Beginning in the late 1970s, these decadal-scale salinity cycles were observed at monitoring locations on the lower Colorado River in the U.S., hampering the Bureau of Reclamation’s efforts to manage salinity in the river for delivery of water to Mexico to meet obligations under an international treaty.
The Colorado River provides water for more than 35 million people in the U.S. and 3 million in Mexico. The river also sustains agricultural production of food for millions in both countries. Mexico uses nearly all of its Colorado River allotment for irrigation. High salinity in irrigation water can reduce agricultural productivity and may preclude growing crops such as tomatoes and lettuce.
The new findings published in the Journal of Environmental Management were conducted by the USGS in cooperation with the Bureau of Reclamation.
“It’s important for Reclamation to be able to understand and forecast changes in salinity in the lower Colorado River as management actions may be required,” said Fred Tillman, lead author of the study. “Understanding the causes of the salinity cycles will provide Reclamation with about 4 years of advance notice on future changing salinity cycles in the lower river.”

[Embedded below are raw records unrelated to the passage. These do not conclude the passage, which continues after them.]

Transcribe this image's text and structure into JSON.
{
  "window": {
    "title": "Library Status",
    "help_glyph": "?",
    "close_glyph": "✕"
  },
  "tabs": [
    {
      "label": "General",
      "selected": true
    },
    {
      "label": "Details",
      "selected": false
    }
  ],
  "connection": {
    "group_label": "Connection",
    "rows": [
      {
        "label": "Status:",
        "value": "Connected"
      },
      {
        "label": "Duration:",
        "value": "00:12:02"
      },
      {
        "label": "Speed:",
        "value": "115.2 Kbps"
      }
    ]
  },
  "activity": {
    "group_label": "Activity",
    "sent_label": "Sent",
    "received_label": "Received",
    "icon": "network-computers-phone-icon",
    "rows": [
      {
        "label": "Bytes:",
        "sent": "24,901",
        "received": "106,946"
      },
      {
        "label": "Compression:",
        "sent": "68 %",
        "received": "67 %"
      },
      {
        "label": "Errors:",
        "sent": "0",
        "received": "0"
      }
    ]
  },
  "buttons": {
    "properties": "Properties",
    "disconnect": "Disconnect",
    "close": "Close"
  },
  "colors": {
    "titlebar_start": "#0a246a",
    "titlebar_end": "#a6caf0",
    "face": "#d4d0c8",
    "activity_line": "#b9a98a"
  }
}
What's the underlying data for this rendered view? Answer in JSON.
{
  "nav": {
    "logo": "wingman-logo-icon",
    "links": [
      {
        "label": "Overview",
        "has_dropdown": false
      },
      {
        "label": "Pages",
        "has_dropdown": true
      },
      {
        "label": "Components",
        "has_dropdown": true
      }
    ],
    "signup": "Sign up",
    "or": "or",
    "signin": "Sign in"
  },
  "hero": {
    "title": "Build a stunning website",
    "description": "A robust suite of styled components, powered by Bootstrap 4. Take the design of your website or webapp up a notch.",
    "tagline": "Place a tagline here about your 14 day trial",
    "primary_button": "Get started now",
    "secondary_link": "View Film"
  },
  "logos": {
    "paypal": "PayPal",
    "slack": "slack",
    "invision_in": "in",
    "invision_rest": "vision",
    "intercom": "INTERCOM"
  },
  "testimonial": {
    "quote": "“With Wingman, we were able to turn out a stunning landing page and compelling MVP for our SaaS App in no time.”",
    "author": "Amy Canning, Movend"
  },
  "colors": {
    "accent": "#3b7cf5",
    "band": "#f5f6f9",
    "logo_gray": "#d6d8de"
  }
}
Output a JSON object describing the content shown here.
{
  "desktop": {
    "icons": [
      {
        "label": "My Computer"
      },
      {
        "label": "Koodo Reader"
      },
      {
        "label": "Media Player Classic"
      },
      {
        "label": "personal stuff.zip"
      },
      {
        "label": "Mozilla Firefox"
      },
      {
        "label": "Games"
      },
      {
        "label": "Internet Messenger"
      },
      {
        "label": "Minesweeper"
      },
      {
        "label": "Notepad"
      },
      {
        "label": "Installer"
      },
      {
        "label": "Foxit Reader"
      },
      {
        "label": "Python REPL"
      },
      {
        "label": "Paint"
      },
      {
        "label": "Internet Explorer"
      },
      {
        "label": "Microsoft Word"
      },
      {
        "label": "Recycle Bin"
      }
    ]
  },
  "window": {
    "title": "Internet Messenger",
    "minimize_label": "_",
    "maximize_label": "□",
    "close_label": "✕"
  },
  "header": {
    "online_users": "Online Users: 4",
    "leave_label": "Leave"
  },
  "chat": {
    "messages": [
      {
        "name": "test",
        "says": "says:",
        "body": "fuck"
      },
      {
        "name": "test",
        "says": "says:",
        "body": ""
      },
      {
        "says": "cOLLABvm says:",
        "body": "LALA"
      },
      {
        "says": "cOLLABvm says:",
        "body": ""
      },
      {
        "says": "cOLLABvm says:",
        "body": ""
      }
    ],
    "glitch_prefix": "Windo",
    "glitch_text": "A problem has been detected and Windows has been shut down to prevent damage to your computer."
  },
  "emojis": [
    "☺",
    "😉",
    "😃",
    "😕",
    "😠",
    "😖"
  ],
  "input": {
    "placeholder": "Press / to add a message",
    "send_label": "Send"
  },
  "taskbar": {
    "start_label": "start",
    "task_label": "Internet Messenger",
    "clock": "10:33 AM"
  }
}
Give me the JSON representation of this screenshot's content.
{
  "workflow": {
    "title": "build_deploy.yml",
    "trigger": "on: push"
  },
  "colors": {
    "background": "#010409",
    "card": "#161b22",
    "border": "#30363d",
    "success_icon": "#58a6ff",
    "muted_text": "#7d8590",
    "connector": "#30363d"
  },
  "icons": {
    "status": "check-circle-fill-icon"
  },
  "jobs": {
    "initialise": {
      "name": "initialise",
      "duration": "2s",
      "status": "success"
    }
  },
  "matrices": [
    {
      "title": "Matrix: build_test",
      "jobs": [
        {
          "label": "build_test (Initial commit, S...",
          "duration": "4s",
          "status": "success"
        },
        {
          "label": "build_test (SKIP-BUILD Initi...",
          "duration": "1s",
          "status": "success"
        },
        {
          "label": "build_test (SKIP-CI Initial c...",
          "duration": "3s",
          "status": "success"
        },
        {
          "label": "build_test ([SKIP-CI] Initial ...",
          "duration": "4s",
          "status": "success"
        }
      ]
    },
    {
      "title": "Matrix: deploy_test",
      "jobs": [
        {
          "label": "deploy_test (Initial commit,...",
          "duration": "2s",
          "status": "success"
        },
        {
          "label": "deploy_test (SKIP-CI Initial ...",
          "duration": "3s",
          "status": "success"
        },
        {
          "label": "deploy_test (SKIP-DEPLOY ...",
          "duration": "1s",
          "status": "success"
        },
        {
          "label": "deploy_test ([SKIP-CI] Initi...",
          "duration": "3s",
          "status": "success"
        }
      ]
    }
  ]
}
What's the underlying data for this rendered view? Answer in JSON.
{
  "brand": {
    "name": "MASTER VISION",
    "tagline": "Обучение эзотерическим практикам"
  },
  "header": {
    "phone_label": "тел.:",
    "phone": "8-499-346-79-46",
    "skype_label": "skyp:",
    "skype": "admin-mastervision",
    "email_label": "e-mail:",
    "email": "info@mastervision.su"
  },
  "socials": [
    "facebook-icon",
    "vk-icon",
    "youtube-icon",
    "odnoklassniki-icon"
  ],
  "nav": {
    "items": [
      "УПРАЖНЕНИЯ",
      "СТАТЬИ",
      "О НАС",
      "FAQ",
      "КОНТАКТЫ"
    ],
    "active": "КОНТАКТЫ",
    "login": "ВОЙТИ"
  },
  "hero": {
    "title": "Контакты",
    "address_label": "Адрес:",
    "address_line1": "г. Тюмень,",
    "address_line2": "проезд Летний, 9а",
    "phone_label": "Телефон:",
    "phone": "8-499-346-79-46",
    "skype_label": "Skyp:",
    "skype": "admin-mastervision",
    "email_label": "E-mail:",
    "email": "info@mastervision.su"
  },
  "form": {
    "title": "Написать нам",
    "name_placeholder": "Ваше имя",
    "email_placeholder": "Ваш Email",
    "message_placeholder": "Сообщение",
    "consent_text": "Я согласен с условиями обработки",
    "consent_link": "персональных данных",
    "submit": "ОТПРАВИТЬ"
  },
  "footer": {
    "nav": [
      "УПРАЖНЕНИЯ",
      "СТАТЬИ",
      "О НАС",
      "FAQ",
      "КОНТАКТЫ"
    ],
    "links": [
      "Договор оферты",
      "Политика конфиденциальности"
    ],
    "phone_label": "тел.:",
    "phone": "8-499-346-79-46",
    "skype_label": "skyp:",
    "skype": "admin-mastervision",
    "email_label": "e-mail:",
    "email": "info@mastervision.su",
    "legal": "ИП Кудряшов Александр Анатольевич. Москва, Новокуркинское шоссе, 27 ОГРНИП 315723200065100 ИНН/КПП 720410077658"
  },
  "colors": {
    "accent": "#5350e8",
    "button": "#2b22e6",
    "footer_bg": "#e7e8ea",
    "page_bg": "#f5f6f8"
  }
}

USGS scientists tracked salinity cycles from the northern international boundary with Mexico, upstream through Lake Mead and the Grand Canyon, to Lees Ferry using extensive streamflow and water- chemistry datasets. Scientists first hypothesized that evaporation in Lake Powell may cause the cycles. However, evaluation of lake water levels, evaporation data and salinity results from Lake Powell eliminated the reservoir as the cause. Scientists continued their search even farther up the basin, finding that monitoring data from the Green, Colorado and San Juan Rivers in the upper basin all showed salinity cycles that were similar to those seen on the lower river. Cyclical patterns in precipitation in the upper basin were discovered to be causing the cyclical salinity patterns in the river that then travel downstream relatively unchanged.